I’ve just been to Kashmir, the northernmost part of India famed for it’s lakes, houseboats and floating flower gardens. The sign at Dal Ghat says “welcome to heaven” and I would agree with that. Sadly many travellers have been put off by past troubles, but find someone who’s been and I bet they will tell you it’s the most beautiful part of India they’ve seen.
The land-scope varies between snowy alpine resorts and hot dry plains, to lush green valleys and rocky temple towns. The culture is equally diverse with Islamic, Hindu, Buddhist, Sikh and Sufi influences.
Although chai is india’s national drink, there are many variations on the recipe as you travel through her cities and states: the balance of spices and flavours changing along with the terrain, dialect and smiling faces. On trains it’s served in baby terracotta pots.
In Kashmir, which feels, and feels itself to be, a very separate place, they avoid the milky version of chai altogether and proudly serve you a Kashmiri Kalwa (pronounced like cava), using prized local products; fruits and spices.
Kalwa (or Khewa) also has it’s variations, but is essentially a take on:
Dark green tea (small amount ie 1tsp per pot)
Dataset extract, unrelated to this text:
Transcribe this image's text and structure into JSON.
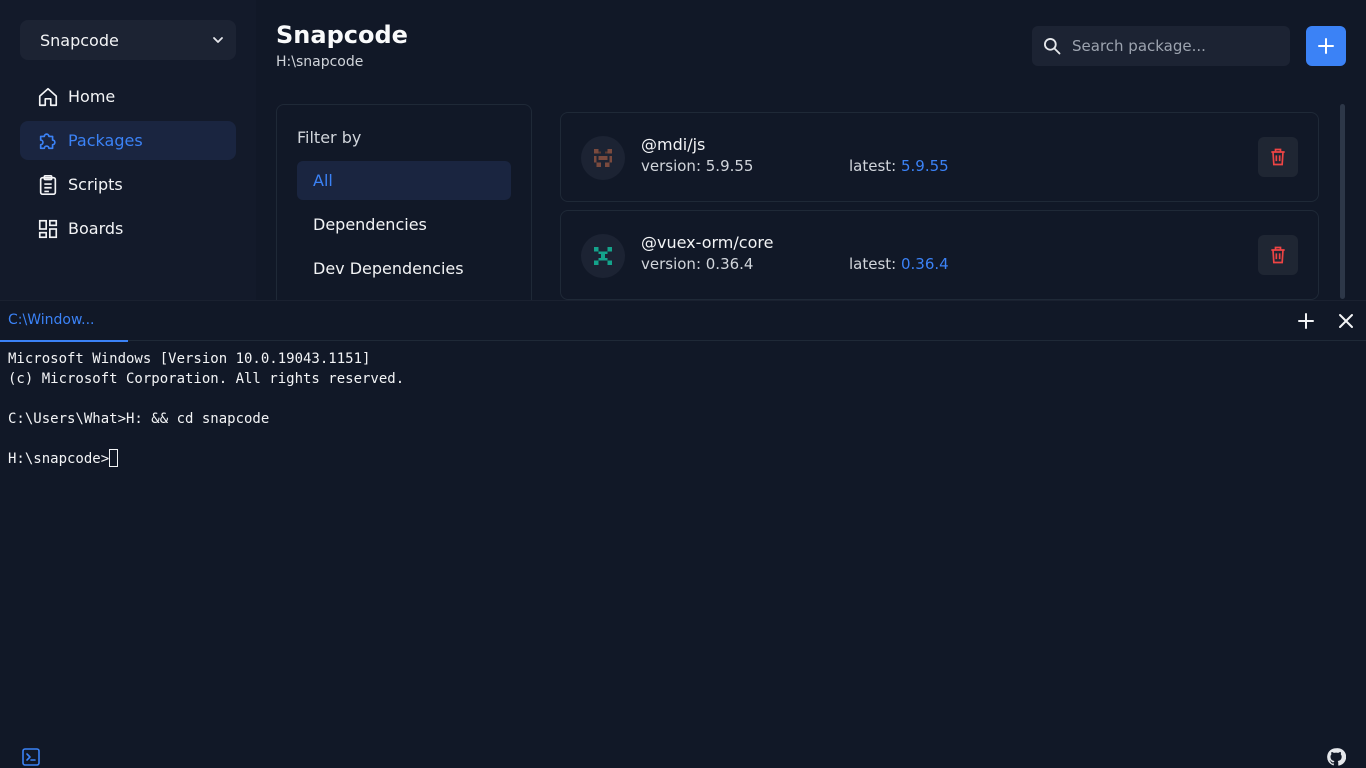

Add boiled water and allow to brew
Plus: you can add a strand or two of saffron. Some people say it does little but add golden colour but I think it adds something to the aroma of the tea…
In the mountains of gulmarg they added lots of raisins…
By dal lake it was fresh ginger and barely any tea leaves
Many chai stalls finely crush some almonds in the glass before pouring in the tea (this is amazing)
Like chai, experimenting with how long you brew the tea and spices will change the flavour.
Traditionally served with Kashmiri flat bread